Net losses and loss adjustment expenses (LLAE) surged upward in the first quarter of 2014 as compared to the same time period in 2013. Private U.S. property/casualty insurers’ net income after taxes, as a group, fell to $13.8 billion in first-quarter 2014 from $14.3 billion in first-quarter 2013, with insurers’ overall profitability as measured by their annualized rate of return on average policyholders’ surplus falling to 8.4 percent from 9.6 percent.
“Though insurers’ net gains on underwriting in first-quarter 2014 were down from the levels experienced a year earlier, underwriting results remained unusually strong. Insurers posted net gains on underwriting for only 21 of the 113 quarters since the start of ISO’s quarterly data, and insurers’ 97.3 percent combined ratio for first-quarter 2014 was 7.7 percentage points better than the average since first-quarter 1986,” said Michael R. Murray, ISO’s assistant vice president for financial analysis.

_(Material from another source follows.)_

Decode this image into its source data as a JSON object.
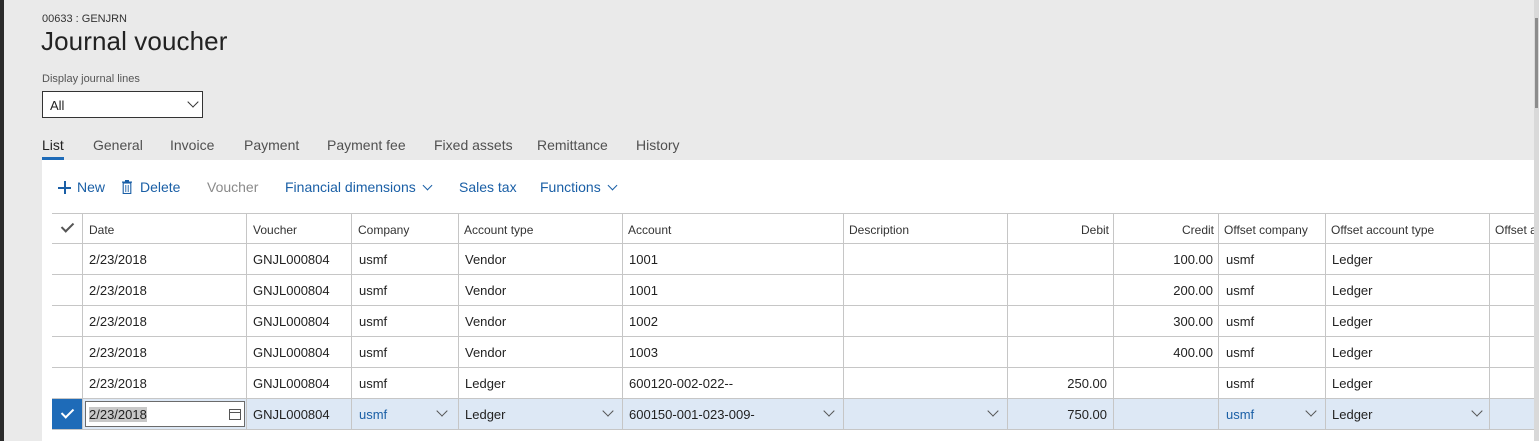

Deterioration in underwriting results prompted the decreases in insurers’ pretax operating income, net income after taxes, and overall rate of return, with net gains on underwriting falling $2.3 billion to $2.2 billion in first-quarter 2014 from $4.5 billion in first-quarter 2013. The combined ratio — a key measure of losses and other underwriting expenses per dollar of premium — deteriorated to 97.3 percent for first-quarter 2014 from 94.9 percent for first-quarter 2013, according to ISO, a Verisk Analytics company (Nasdaq:VRSK), and the Property Casualty Insurers Association of America (PCI).
“Policyholders’ surplus — the funds available to cover new claims — rose $8.7 billion in first-quarter 2014 to a record-high $662.0 billion, leaving no doubt that insurers are strong, well capitalized, and well prepared to pay future claims. Policyholders can rely on insurers to fulfill their obligations and help finance economic recovery even if we’re struck this hurricane season by a storm more devastating than Superstorm Sandy or Hurricane Katrina,” said Robert Gordon, PCI’s senior vice president for policy development and research.

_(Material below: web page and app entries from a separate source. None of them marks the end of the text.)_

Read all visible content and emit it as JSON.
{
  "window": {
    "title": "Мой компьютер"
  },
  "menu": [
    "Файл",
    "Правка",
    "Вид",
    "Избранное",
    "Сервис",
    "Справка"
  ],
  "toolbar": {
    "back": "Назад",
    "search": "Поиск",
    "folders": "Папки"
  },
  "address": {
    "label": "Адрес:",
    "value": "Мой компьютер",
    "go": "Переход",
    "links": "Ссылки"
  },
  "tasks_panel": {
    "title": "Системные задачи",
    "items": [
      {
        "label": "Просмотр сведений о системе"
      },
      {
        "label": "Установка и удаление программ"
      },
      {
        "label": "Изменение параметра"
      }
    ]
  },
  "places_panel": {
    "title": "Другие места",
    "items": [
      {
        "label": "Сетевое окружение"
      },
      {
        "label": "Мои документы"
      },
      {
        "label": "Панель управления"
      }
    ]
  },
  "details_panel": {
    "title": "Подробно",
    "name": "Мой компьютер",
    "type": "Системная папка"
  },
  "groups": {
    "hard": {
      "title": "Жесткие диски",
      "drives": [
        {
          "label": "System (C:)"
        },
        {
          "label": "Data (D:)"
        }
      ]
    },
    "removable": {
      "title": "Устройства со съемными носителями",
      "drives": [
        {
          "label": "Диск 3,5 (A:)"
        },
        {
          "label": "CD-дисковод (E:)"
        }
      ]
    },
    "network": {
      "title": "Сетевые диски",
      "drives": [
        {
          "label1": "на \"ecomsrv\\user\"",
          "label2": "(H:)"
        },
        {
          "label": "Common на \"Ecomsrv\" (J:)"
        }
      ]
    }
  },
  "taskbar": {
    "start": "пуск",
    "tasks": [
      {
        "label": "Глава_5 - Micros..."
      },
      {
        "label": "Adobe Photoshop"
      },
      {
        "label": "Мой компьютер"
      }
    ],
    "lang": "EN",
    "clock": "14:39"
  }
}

The figures are consolidated estimates for all private property/casualty insurers based on reports accounting for at least 96 percent of all business written by private U.S. property/casualty insurers.
Source: Property Casualty Insurers Association of America (PCI, News Release – July 3, 2014.
Thursday, July 17, 2014 at 12:33pm PDT
Where do I find Policyholder’s Surplus listed on a stock company’s balance sheet?
I’ll be there was some loss reserve strengthening reflected in the reduced gain.
Based on my 35 years associated as a financial officer with the P&C and L&H industry I think the only thing that should be said is: “We think reserves may be adequate and supported by significant balance sheet surplus”.